After earning a business degree, Glady moved back to Washington State in 1974 as a sales associate for Tennaco West.  In 1980, Glady became the sales manager for Beebe Orchards and operated in this capacity for 9 years.

In 1989, Glady started Columbia Marketing International (CMI) with partners Nick Buak, McDougall and Sons, Inc. and Columbia Fruit Packers.  As President, Glady helped guide CMI from 1.8 million cartons annually to one of the largest shippers/growers of apples, pears and cherries in Washington State. As an active member of the Northwest tree fruit community for nearly four decades, Glady’s contributions have helped shape the progression of the industry through times of dramatic change. 

Glady married Chris Irwin on September 24, 2005.  He had two sons, Tom Bellamy and Robert Goodwin; a step son, Eric Schmidt; and step daughter, Stephany Schmidt.

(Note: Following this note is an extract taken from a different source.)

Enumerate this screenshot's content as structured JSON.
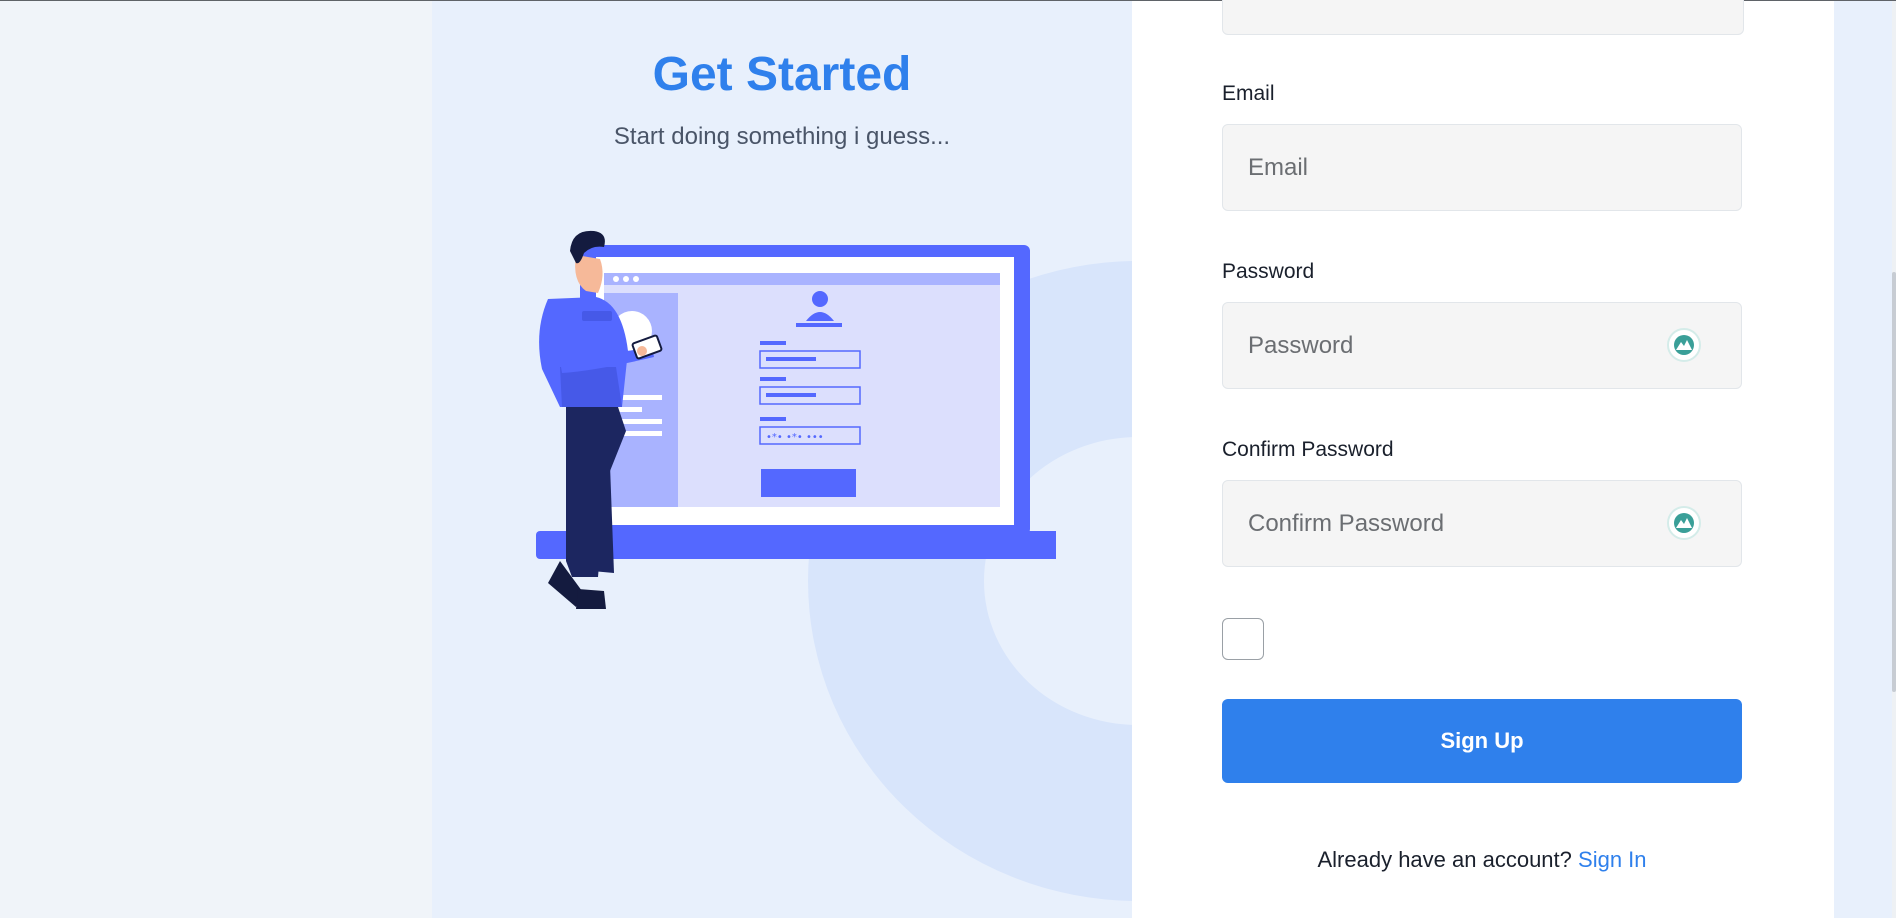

In addition to involvement in the tree fruit industry, Glady was an involved community member. He served as a council member for the City of Chelan, was active in the Republican Party and helped organize local sports events, among many other contributions.

In the mid-1990s, CMI, along with Columbia Fruit Packers and McDougall & Sons, started the CCM Scholarship Fund through the Washington Apple Education Foundation.  Annually students whose parents work for the marketing firm or packing plants are awarded scholarships that contribute an equivalent of 85% of the cost of  tuition, books, room and board at Washington state public school for up to four years.

With Glady’s known belief in education through his personal involvement in the CCM Scholarship Fund, his family elected to start a scholarship fund in his memory to help great kids succeed.  Friends from around the world have contributed to the

Nick Buak offered this comment on behalf of the entire CMI family, “Glady was a fantastic individual who cared deeply for his family, colleagues and business associates, cherishing his relationships and holding them close. Glady believed in the future of our industry, and leaves a legacy that will last for many generations to come. He will be dearly missed by all.”